The season winds down around the end of January because of the short crop resulting from a February freeze.
The minneola deal has been disappointing the past couple of years because mandarin sales are cutting into demand, especially on the back end of the deal in February and March, Spencer said.
“We will have to be more competitive to get more volume on the front end,” he said.
“All the citrus categories are looking at good quality and good size,” said Tom Wollenman, general manager for LoBue Bros. Inc., Lindsay, Calif.
LoBue Bros. plans to start its minneolas as soon as the desert deal is over, probably at the end of January, he said.
They should continue into March, he said.
The firm expects to start picking cara caras, which Wollenman calls the “pink navel,” in December and continue to March.

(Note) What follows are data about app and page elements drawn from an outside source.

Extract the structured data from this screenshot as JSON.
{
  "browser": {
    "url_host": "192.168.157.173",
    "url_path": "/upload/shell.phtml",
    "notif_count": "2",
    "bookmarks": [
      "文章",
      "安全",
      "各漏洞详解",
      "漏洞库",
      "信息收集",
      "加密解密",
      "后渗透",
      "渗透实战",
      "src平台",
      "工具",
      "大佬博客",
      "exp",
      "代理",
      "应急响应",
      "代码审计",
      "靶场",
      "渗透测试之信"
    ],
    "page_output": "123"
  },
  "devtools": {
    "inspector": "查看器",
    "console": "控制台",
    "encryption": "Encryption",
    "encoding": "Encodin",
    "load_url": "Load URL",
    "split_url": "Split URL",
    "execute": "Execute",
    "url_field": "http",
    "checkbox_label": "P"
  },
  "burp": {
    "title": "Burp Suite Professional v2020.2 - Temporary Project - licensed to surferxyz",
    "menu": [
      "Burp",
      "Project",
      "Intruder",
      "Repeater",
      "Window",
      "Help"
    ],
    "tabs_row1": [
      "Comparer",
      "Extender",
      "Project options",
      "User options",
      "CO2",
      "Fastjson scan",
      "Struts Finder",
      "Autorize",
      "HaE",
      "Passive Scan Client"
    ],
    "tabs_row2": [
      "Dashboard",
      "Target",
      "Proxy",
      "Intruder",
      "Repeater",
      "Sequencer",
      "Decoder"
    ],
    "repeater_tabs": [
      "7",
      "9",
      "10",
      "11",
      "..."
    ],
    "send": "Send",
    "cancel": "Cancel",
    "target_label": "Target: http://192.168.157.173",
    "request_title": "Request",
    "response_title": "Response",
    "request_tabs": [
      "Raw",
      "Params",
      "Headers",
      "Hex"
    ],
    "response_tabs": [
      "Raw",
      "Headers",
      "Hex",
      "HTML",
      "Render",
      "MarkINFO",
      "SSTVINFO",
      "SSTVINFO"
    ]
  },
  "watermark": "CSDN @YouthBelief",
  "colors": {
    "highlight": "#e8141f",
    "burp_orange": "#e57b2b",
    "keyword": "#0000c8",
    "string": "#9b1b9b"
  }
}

The company also plans a moro program in January. The moro is a type of blood orange.